Echo Global an Opportunity in Trucking
Many trucking firms are trading at high valuations, but we see value in highway brokerage companies.
Matthew Young: Roughly two years ago, regulators mandated that interstate trucking companies must install electronic logging devices by Dec. 18 of this year. For reference, ELDs automatically record a truck driver's time behind the wheel, and because they're more exacting than paper logs, they force drivers to adhere much more closely to government hours of service rules. In fact, following installation, full truckload carriers commonly see mid-to-high single digit productivity losses, with small fleets at the high end of that range, often higher.
What's interesting here is that roughly 65% of small fleets, which make up most of the truckload industry carrier base, are waiting until the last minute to install the devices. Boiling it down, we estimate that widespread ELD adoption will translate into a 2% to 3% reduction to total truckload industry capacity by the end of 2018. We believe this will be enough to the reduce and potentially eliminate the lingering capacity glut and revive pricing conditions, which have been mostly sluggish since early 2016.

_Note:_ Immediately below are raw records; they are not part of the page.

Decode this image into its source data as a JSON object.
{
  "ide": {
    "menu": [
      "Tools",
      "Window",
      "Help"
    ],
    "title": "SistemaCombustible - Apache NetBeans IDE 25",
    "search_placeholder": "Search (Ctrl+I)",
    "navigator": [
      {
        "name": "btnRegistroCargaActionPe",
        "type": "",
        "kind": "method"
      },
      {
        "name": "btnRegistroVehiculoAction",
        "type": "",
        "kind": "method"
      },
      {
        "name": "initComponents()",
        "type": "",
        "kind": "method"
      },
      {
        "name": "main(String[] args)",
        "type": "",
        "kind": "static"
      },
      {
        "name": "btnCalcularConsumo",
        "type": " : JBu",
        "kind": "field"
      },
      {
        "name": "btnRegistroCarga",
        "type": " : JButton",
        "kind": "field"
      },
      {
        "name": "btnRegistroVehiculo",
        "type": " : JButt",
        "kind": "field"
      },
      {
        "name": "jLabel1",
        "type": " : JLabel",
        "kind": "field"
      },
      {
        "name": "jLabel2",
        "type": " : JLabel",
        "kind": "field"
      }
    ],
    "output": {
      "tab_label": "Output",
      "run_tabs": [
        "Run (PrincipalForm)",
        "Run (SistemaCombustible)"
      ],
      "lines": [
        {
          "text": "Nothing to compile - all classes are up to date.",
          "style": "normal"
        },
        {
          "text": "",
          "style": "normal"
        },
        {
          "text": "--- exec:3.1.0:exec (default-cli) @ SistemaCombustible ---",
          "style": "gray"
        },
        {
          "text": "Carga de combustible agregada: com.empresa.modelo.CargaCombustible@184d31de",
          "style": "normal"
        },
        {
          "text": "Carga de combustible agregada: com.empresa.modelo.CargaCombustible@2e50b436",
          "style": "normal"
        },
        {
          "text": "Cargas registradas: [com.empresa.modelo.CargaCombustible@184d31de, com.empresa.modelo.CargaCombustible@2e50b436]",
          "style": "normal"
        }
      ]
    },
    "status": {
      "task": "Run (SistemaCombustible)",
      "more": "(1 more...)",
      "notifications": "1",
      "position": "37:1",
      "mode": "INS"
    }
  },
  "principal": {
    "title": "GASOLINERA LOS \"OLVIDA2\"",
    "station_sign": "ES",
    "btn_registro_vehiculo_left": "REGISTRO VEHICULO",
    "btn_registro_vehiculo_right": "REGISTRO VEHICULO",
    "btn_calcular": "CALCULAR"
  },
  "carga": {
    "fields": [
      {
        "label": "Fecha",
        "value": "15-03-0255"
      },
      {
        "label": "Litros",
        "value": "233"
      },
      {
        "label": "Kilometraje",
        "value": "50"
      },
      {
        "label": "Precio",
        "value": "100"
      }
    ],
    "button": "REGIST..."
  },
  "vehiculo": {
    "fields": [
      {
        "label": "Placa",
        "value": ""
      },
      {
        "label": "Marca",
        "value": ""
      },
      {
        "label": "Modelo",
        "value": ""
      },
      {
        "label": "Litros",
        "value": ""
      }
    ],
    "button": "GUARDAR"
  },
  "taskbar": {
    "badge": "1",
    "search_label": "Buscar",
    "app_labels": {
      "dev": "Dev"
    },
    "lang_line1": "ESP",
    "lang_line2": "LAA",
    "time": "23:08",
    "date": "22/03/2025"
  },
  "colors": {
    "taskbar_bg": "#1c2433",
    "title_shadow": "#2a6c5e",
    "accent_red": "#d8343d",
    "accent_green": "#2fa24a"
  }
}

This is good news for the large, sophisticated asset-based truckload carriers on our coverage list, such as Knight-Swift and Schneider National, which have already installed ELDs in years past. It also bodes well for asset-light truck brokers like C.H. Robinson and Echo Global Logistics that benefit from supply disruption.
However, while it might seem at odds with our belief that pricing conditions will improve in the year ahead, we do think investors should avoid asset-based truckload stocks at the moment because valuations are once again running ahead of themselves.
On the other hand, we see a few opportunities in the asset-light highway brokerage space. In particular, we prefer Echo Global Logistics. Echo has grappled with integration-related headwinds and disappointing operating margins this year, but we think the market has overreacted, and expect several of the firm's headwinds to dissipate in the quarters ahead.
Matthew Young does not own (actual or beneficial) shares in any of the securities mentioned above. Find out about Morningstar’s editorial policies.